--- START ---
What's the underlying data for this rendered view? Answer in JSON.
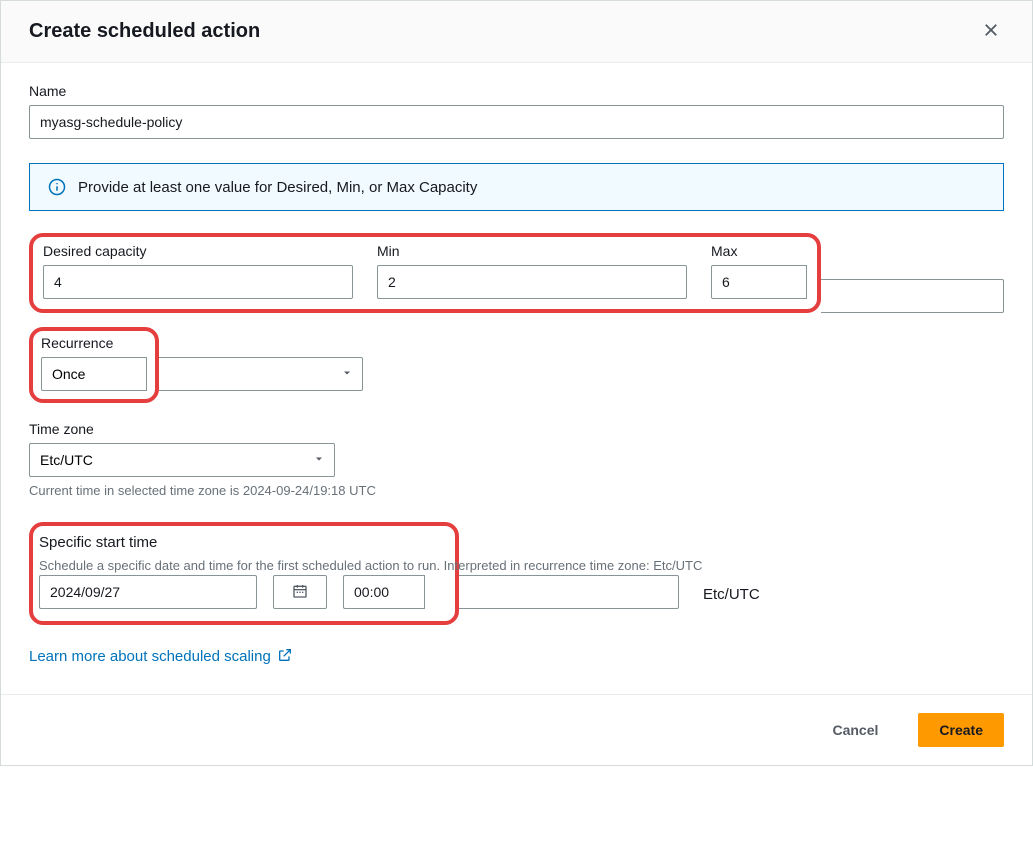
{
  "header": {
    "title": "Create scheduled action"
  },
  "name": {
    "label": "Name",
    "value": "myasg-schedule-policy"
  },
  "info": {
    "text": "Provide at least one value for Desired, Min, or Max Capacity"
  },
  "capacity": {
    "desired_label": "Desired capacity",
    "desired_value": "4",
    "min_label": "Min",
    "min_value": "2",
    "max_label": "Max",
    "max_value": "6"
  },
  "recurrence": {
    "label": "Recurrence",
    "value": "Once"
  },
  "timezone": {
    "label": "Time zone",
    "value": "Etc/UTC",
    "helper": "Current time in selected time zone is 2024-09-24/19:18 UTC"
  },
  "start_time": {
    "label": "Specific start time",
    "helper": "Schedule a specific date and time for the first scheduled action to run. Interpreted in recurrence time zone: Etc/UTC",
    "date_value": "2024/09/27",
    "time_value": "00:00",
    "tz_readout": "Etc/UTC"
  },
  "link": {
    "text": "Learn more about scheduled scaling"
  },
  "footer": {
    "cancel": "Cancel",
    "create": "Create"
  }
}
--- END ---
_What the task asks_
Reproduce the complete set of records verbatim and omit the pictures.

_Response to the task_
What's the underlying data for this rendered view? Answer in JSON.
{
  "header": {
    "title": "Create scheduled action"
  },
  "name": {
    "label": "Name",
    "value": "myasg-schedule-policy"
  },
  "info": {
    "text": "Provide at least one value for Desired, Min, or Max Capacity"
  },
  "capacity": {
    "desired_label": "Desired capacity",
    "desired_value": "4",
    "min_label": "Min",
    "min_value": "2",
    "max_label": "Max",
    "max_value": "6"
  },
  "recurrence": {
    "label": "Recurrence",
    "value": "Once"
  },
  "timezone": {
    "label": "Time zone",
    "value": "Etc/UTC",
    "helper": "Current time in selected time zone is 2024-09-24/19:18 UTC"
  },
  "start_time": {
    "label": "Specific start time",
    "helper": "Schedule a specific date and time for the first scheduled action to run. Interpreted in recurrence time zone: Etc/UTC",
    "date_value": "2024/09/27",
    "time_value": "00:00",
    "tz_readout": "Etc/UTC"
  },
  "link": {
    "text": "Learn more about scheduled scaling"
  },
  "footer": {
    "cancel": "Cancel",
    "create": "Create"
  }
}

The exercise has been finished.